A number of recent developments show that Asia Pacific is getting serious about LTE.
South Korean operators KT and LG U+ both launched LTE services at the beginning of July, starting in Seoul. The operators are pursuing an aggressive rollout schedule, with SK Telecom aiming for nationwide coverage by 2013. By this stage, the operator plans to start upgrading its network to LTE-Advanced, according to plans disclosed in April.
LG U+, Korea's smallest operator, meanwhile, hopes to become the market leader by LTE subscribers, and is targeting 10 million customers within three years.
The launches brought the number of commercial deployments in APAC up to six, with the Korean operators joining Hong Kong's CSL and Japan's NTT DoCoMo - which launched late last year - Singapore's M1 - which went live in June - and the Philippines' Smart - which commenced services and demonstrations at the popular holiday destination of Borocay in April.
Ovum analyst Nicole McCormick said that these early launches show that some operators are avoiding the traps they fell into with initial 3G rollouts in terms of data pricing. DoCoMo and both Korean operators have moved away from flat-rate pricing to capped data usage models.
By contrast, "big bucket and unlimited pricing dominate LTE offerings across the globe," she said, including in Hong Kong. This demonstrates that operators are missing the "opportunity to offer new premium pricing schemes."
While some APAC operators are avoiding the bucket pricing trap, McCormick estimates that LTE premiums average just 20% in the region, compared to over 100% in markets such as Sweden, Finland and Austria.

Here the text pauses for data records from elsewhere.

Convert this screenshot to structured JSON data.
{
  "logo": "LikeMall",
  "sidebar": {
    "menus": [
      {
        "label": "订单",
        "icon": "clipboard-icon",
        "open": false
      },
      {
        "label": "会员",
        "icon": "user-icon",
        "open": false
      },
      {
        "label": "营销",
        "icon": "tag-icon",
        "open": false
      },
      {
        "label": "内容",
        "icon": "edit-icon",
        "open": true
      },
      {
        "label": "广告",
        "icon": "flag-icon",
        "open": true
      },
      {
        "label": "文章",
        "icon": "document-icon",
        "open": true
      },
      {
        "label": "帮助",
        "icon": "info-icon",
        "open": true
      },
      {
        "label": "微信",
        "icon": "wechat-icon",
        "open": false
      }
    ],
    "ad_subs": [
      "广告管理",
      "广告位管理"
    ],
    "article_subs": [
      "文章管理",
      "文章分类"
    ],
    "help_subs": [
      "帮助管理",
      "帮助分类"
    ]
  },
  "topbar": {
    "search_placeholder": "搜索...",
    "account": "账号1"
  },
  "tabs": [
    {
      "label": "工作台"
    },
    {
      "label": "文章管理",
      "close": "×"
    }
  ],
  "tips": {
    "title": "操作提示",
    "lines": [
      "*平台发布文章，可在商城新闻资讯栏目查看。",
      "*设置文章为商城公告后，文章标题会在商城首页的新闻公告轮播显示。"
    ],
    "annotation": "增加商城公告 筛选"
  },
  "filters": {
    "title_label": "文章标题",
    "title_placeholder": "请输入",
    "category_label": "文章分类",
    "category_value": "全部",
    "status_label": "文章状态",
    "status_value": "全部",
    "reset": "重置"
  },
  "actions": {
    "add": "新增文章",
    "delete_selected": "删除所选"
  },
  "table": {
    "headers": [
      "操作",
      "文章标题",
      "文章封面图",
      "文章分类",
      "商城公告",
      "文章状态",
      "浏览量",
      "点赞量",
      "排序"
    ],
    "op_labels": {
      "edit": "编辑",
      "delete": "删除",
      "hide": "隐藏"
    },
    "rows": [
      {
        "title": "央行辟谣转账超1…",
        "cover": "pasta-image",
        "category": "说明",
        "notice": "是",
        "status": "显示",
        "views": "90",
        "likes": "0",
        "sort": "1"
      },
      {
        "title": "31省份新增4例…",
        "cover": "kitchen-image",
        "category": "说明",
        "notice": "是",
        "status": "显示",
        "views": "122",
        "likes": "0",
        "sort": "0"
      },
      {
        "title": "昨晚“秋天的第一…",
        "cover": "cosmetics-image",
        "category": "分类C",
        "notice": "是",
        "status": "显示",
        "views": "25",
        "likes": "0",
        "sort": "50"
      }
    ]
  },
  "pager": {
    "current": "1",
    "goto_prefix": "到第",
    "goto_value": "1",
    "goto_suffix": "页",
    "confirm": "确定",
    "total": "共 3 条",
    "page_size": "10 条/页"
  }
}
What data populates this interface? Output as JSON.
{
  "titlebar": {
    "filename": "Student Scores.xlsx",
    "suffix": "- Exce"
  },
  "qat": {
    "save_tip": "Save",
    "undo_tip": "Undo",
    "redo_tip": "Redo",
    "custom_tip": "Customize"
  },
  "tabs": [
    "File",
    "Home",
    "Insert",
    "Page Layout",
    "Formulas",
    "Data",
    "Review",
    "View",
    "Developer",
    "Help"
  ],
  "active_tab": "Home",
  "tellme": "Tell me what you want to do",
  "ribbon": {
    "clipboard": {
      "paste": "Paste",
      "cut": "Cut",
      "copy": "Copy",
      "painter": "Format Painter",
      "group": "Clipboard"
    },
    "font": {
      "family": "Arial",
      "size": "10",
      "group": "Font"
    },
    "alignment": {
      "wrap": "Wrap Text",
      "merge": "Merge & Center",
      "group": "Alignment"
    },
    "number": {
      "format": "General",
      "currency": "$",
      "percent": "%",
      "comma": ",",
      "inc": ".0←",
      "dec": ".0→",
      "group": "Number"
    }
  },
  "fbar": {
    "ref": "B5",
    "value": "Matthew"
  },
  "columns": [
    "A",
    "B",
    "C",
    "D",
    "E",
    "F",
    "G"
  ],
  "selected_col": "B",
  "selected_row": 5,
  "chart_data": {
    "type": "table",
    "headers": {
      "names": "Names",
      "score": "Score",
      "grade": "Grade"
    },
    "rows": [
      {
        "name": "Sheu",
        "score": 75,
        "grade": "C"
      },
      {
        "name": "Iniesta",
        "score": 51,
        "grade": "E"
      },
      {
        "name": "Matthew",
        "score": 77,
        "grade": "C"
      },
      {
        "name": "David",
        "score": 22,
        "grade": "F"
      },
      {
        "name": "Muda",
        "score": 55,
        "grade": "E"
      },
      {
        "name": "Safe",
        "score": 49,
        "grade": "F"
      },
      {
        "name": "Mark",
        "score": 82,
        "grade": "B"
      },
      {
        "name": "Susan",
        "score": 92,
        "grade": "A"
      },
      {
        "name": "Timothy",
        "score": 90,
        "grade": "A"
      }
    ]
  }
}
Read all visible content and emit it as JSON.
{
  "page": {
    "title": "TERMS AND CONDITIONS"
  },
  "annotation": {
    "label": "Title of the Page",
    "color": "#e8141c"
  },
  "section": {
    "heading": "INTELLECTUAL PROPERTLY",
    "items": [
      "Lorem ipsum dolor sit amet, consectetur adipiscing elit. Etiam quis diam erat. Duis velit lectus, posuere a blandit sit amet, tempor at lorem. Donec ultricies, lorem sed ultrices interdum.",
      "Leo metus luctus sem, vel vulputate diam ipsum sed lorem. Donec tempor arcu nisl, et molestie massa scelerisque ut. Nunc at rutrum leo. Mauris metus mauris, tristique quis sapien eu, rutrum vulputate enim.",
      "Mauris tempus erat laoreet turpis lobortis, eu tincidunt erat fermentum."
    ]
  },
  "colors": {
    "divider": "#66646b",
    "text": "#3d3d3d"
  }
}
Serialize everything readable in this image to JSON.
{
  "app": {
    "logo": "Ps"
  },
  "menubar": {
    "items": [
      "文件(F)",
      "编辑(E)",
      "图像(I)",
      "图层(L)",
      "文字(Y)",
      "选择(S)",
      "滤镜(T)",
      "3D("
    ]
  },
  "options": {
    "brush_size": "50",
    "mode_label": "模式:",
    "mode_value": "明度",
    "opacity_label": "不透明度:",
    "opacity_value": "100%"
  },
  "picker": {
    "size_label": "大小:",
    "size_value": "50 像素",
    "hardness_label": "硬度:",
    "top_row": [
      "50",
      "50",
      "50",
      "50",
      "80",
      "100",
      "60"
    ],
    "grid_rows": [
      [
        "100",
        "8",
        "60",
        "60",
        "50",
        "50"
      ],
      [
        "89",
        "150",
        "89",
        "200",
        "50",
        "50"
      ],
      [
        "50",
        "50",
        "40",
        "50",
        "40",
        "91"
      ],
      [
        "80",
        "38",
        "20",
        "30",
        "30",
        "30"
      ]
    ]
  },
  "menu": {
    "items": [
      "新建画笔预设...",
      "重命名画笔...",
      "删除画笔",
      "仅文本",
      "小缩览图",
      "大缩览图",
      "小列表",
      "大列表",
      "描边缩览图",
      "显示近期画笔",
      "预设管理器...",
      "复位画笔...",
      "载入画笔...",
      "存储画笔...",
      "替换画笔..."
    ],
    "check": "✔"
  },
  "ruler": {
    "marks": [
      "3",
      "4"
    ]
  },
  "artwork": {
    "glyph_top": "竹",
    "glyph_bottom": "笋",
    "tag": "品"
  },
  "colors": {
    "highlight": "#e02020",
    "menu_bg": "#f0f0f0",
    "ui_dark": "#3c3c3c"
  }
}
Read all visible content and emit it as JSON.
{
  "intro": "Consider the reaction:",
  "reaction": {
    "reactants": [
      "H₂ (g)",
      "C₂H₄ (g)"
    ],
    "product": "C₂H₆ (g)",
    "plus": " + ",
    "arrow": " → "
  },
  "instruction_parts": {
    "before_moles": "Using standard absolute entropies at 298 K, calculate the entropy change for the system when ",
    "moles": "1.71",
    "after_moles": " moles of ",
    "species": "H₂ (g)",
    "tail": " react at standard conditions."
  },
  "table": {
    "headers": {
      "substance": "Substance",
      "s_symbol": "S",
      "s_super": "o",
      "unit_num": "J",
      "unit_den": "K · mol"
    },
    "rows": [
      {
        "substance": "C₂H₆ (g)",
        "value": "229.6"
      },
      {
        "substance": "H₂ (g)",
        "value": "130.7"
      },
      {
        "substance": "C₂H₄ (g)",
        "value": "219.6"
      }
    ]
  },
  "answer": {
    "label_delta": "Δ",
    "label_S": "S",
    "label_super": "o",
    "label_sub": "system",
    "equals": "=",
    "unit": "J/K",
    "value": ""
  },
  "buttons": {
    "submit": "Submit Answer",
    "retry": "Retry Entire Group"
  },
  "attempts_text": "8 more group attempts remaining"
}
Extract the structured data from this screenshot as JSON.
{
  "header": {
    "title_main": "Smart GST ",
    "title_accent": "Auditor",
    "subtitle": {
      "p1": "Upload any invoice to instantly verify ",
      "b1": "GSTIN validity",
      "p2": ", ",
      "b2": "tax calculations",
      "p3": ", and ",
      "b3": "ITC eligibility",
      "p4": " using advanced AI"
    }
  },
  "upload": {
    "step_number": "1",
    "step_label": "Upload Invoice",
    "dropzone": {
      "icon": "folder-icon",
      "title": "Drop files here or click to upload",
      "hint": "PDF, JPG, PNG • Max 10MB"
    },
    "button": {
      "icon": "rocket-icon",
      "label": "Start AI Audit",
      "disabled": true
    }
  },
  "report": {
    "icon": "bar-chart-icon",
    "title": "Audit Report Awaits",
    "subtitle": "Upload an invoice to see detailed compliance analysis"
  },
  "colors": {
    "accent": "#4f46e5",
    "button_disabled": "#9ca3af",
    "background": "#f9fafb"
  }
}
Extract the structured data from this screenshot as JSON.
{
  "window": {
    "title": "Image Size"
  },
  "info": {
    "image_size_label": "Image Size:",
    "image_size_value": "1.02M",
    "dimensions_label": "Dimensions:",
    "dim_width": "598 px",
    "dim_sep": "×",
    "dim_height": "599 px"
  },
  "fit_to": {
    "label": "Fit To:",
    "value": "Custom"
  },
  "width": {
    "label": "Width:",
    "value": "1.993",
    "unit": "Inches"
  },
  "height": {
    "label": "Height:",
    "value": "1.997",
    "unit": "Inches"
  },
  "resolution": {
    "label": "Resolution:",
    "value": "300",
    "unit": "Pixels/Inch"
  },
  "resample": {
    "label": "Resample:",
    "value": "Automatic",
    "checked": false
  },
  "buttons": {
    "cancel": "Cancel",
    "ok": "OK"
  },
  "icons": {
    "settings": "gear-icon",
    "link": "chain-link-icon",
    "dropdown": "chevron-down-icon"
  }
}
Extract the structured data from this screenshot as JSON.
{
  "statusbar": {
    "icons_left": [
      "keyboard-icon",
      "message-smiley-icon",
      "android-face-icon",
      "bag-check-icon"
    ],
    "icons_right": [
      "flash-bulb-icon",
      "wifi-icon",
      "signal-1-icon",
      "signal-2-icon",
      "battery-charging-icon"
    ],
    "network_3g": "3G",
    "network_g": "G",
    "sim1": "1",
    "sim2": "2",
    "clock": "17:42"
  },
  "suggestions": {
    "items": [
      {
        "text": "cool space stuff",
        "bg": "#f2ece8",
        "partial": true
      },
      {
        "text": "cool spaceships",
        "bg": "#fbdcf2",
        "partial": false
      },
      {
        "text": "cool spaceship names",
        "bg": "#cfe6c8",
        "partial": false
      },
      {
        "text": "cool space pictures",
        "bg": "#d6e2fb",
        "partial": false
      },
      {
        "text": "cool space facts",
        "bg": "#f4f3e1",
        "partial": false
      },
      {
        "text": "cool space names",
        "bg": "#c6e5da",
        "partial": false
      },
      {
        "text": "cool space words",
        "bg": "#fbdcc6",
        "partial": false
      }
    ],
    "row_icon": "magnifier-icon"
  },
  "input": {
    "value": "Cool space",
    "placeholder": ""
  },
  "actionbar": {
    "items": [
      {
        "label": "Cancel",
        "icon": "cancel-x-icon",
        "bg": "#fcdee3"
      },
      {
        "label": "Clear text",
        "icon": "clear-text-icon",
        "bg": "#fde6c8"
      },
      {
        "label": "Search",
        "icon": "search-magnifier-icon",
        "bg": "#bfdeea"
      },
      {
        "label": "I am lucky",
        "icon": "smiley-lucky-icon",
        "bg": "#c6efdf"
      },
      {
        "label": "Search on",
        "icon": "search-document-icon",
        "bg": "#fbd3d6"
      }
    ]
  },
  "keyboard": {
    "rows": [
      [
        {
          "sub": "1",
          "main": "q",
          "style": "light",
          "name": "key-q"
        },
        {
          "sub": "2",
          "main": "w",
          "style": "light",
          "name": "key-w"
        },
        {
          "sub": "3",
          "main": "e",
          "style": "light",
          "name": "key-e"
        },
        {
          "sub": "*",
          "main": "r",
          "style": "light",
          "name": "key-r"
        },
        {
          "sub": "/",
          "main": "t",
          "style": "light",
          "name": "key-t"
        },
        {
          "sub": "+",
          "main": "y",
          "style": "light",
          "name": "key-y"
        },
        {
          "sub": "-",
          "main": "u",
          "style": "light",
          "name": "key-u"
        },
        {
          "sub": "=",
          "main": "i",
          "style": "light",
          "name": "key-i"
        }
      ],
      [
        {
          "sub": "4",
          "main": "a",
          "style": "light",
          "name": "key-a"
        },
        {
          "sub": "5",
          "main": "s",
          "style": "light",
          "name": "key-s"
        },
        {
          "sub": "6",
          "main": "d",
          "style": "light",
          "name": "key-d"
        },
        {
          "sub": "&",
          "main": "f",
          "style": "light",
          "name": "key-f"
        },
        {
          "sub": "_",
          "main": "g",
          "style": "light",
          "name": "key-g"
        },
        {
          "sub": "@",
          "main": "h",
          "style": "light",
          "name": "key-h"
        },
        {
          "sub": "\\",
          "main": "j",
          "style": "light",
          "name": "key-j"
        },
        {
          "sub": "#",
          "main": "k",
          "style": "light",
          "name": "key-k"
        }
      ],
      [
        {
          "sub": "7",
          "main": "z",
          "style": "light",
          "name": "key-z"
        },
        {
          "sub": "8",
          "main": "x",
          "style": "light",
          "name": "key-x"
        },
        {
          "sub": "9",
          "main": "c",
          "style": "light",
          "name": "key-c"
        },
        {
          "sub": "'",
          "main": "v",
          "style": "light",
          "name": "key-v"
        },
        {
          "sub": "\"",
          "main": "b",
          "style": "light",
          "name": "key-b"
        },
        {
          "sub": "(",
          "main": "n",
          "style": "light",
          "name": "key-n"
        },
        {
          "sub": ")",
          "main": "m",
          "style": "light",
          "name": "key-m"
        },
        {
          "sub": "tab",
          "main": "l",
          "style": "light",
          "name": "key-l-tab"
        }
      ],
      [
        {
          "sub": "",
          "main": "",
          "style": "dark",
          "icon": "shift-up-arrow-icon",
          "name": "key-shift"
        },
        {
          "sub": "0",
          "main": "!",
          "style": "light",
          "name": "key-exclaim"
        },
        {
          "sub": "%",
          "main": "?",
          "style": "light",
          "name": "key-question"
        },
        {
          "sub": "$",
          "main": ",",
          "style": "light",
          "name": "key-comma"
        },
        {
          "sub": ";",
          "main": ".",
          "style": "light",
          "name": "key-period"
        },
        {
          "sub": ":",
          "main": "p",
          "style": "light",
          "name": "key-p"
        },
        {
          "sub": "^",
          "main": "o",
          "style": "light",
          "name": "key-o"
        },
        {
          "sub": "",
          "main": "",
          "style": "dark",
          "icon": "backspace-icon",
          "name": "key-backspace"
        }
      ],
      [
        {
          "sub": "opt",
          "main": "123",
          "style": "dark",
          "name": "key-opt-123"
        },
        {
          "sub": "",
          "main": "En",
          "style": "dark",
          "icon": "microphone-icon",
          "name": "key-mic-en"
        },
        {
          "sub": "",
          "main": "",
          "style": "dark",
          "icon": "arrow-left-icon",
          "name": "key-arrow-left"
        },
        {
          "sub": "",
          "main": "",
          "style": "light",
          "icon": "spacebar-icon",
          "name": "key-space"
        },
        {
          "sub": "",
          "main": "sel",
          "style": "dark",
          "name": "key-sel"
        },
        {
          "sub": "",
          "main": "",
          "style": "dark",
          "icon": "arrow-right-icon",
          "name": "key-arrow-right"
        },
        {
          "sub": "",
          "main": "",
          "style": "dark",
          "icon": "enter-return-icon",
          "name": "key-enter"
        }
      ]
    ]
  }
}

But this could be beneficial in the long run, because LTE providers with high premiums can't rapidly reduce tariffs to lure more customers without risking alienating the current crop of high-paying early adopters, she said.